Med Sci Monit 2008; 14(9): CR473-479
AD is preceded by a lengthy preclinical period. Neural degeneration may lead to the appearance of behavioral and psychological symptoms, even before other clinical symptoms are manifest. We attempted to evaluate this symptomatology in preclinical AD.
Material and Method: We recruited 291 care center residents who did not demonstrate dementia symptoms according to DSM-IV, whose MMSE score was at least 24, and who reached the first or second stage on the Global Deterioration Scale. Psychopathology was assessed using the AMDP, while the ADAS-cog was used to assess cognitive dysfunctions. Seven years later, 155 patients participated in the follow-up study (MMSE and ADAS-cog). If the MMSE was less than 24, a psychiatric workup was done to verify dementia. The AD group consisted of persons properly diagnosed with AD (n=25), while the control group consisted of persons in whom dementia had not developed.
Results: The AD and control groups differed in the level of psychopathological symptoms at baseline. The disparities related both to the global AMDP score and to every particular symptom category. The analysis did not disclose a pathognomonic symptom for preclinical AD, but there were many symptoms whose intensity differentiated AD patients from the controls.

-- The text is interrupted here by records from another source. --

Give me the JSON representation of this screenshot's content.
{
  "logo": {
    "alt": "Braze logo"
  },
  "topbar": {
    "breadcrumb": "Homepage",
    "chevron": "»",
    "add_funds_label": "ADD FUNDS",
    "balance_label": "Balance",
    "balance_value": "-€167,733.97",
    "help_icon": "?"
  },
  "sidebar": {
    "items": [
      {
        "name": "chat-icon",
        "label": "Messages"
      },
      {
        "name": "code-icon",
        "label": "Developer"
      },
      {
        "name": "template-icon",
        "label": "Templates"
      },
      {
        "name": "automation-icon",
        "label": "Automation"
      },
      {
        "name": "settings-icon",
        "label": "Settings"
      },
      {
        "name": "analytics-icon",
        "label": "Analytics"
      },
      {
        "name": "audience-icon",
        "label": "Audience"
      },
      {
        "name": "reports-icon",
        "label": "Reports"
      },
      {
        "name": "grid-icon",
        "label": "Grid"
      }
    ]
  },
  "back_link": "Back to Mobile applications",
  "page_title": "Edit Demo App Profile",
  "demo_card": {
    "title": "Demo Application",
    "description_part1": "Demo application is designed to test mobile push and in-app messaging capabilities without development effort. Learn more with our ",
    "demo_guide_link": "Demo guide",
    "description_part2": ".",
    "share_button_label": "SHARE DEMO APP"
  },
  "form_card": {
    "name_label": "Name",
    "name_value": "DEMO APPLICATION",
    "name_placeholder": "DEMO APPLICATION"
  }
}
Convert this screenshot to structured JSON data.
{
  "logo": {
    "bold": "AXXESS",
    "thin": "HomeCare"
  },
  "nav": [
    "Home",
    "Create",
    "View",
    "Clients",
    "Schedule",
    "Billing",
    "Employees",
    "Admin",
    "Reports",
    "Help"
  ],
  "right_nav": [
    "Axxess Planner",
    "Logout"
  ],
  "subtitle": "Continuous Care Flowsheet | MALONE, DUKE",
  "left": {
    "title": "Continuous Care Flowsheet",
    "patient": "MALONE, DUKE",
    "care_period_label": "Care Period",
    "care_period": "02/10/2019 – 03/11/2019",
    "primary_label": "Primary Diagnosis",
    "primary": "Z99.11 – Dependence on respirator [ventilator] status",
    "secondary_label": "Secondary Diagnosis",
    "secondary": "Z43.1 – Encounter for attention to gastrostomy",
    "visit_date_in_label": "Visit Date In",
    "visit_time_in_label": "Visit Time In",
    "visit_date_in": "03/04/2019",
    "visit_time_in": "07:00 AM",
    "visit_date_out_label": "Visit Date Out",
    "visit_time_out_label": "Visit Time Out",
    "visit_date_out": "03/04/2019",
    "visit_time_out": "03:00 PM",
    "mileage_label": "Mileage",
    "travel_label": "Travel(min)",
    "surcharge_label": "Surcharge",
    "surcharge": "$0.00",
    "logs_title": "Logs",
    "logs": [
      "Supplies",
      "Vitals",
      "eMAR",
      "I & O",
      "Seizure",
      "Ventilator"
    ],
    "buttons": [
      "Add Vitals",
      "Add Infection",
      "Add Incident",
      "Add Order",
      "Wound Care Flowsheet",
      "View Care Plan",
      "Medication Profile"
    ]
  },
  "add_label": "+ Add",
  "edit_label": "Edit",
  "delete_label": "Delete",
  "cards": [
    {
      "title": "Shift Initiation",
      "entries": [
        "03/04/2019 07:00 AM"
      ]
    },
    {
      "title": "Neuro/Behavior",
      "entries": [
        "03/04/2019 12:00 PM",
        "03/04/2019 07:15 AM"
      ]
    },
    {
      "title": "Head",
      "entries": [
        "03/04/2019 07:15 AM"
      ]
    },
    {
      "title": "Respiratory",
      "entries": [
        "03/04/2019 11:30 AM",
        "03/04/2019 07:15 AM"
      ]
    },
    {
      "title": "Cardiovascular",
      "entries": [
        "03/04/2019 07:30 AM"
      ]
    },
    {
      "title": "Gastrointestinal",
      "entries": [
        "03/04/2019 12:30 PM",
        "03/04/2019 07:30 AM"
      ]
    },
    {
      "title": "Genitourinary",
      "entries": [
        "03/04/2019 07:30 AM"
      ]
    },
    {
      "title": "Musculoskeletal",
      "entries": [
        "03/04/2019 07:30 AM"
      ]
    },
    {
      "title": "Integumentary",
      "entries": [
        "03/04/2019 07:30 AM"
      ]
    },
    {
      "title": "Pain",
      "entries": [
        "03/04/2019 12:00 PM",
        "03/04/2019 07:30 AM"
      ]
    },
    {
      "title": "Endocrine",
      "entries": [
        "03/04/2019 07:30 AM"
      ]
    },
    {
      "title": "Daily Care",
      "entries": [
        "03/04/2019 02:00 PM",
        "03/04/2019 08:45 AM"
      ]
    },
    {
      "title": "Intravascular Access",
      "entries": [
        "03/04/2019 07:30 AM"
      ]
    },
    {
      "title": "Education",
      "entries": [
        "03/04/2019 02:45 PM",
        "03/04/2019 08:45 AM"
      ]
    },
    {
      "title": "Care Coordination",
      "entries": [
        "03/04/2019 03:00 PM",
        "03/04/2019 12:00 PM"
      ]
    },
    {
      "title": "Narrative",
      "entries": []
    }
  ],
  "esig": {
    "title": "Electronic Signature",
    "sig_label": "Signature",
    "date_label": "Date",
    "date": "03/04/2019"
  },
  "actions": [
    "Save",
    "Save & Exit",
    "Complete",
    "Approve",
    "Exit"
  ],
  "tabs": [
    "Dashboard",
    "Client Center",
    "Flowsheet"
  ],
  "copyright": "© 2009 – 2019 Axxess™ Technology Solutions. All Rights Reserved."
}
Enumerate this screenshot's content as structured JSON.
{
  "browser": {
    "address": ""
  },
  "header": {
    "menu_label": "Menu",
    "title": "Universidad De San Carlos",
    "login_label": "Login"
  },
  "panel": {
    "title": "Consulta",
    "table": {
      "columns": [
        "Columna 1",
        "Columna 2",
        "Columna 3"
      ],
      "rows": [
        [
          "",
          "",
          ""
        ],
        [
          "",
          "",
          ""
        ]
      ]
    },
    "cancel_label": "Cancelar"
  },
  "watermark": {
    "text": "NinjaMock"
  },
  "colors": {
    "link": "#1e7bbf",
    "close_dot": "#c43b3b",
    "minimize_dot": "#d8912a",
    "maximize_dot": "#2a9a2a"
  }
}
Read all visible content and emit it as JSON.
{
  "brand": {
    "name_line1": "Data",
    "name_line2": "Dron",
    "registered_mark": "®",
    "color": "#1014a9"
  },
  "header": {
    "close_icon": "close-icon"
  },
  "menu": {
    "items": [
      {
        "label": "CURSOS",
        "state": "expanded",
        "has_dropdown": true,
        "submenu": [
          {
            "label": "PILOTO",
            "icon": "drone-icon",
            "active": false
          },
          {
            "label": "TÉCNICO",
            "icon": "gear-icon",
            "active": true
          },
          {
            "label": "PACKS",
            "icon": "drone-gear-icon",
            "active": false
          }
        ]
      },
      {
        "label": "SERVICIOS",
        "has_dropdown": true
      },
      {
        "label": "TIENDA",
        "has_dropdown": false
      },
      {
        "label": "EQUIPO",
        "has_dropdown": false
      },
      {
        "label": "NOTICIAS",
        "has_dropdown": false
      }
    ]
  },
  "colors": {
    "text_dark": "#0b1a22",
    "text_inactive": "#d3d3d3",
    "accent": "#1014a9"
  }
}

The degree of cognitive dysfunction seems to correlate with the clinical manifestation of some psychopathological symptoms in preclinical AD.
Conclusions: The degeneration process before the clinical manifestation of dementia leads not only to the impairment of several cognitive functions, but also the intensification of behavioral and psychological symptoms.